Powered by NewsLook.com
Can Watching TV Make You Feel Like A Failure?

Can Watching TV Make You Feel Like A Failure?

Newsy (July 24, 2014) A study by German researchers claims watching TV while you're stressed out can make you feel guilty and like a failure. Video provided by Newsy
Powered by NewsLook.com
China's Ageing Millions Look Forward to Bleak Future

China's Ageing Millions Look Forward to Bleak Future

AFP (July 24, 2014) China's elderly population is expanding so quickly that children struggle to look after them, pushing them to do something unexpected in Chinese society- move their parents into a nursing home. Duration: 02:07 Video provided by AFP
Powered by NewsLook.com
Idaho Boy Helps Brother With Disabilities Complete Triathlon
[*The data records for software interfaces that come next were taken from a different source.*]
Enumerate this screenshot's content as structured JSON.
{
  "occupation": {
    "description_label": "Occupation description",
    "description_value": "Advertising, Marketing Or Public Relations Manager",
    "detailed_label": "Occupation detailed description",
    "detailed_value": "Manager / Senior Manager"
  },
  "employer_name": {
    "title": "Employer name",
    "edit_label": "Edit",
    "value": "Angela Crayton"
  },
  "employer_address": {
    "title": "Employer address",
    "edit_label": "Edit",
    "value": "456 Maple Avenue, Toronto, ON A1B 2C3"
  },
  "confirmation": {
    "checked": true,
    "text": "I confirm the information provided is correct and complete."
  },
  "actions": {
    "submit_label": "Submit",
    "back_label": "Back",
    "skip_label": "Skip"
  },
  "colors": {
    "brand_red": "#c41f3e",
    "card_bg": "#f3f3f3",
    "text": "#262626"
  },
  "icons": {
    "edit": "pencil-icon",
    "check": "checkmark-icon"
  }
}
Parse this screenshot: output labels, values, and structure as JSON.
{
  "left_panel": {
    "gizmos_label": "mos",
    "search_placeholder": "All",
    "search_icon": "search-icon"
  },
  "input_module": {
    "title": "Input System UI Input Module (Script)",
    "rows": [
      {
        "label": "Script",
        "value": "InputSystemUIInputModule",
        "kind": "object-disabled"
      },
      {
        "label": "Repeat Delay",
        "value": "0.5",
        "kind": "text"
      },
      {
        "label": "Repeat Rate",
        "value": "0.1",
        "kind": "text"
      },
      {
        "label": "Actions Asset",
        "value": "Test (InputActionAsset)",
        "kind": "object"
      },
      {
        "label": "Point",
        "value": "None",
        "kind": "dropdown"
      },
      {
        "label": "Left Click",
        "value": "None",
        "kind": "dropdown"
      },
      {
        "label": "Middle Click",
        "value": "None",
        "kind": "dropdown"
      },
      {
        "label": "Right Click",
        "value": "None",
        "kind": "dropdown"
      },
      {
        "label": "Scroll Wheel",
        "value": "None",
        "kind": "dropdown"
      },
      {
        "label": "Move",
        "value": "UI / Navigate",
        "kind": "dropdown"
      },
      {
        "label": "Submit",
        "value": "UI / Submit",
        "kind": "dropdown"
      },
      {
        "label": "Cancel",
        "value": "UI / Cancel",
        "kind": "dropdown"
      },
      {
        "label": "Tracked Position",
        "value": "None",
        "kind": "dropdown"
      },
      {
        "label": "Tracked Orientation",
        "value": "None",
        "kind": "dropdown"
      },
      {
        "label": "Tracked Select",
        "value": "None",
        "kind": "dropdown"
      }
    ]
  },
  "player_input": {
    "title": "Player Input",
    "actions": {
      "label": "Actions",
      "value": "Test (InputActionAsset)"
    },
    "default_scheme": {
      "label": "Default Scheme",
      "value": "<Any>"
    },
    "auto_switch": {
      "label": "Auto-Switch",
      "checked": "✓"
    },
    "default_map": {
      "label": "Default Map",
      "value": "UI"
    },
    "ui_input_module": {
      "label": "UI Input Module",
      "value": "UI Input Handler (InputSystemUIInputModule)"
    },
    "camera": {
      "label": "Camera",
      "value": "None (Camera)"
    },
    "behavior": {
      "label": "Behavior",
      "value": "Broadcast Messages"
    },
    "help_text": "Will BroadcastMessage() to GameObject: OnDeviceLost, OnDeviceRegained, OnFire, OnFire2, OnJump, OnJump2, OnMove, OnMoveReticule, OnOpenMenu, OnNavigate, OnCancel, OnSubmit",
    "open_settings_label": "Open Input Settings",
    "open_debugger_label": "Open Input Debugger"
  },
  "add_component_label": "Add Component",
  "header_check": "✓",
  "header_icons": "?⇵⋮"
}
Idaho Boy Helps Brother With Disabilities Complete Triathlon

Newsy (July 23, 2014) An 8-year-old boy helped his younger brother, who has a rare genetic condition that's confined him to a wheelchair, finish a triathlon. Video provided by Newsy
Powered by NewsLook.com

Search ScienceDaily

Number of stories in archives: 140,361

Find with keyword(s):
Enter a keyword or phrase to search ScienceDaily for related topics and research stories.

Save/Print:
Share:

Breaking News:
from the past week

In Other News

... from NewsDaily.com

Science News

    Health News

      Environment News

        Technology News



          Save/Print:
          Share:

          Free Subscriptions


          Get the latest science news with ScienceDaily's free email newsletters, updated daily and weekly. Or view hourly updated newsfeeds in your RSS reader:

          Get Social & Mobile


          Keep up to date with the latest news from ScienceDaily via social networks and mobile apps:

          Have Feedback?


          Tell us what you think of ScienceDaily -- we welcome both positive and negative comments. Have any problems using the site? Questions?
          Mobile: iPhone Android Web
          Follow: Facebook Twitter Google+
          Subscribe: RSS Feeds Email Newsletters
          Latest Headlines Health & Medicine Mind & Brain Space & Time Matter & Energy Computers & Math Plants & Animals Earth & Climate Fossils & Ruins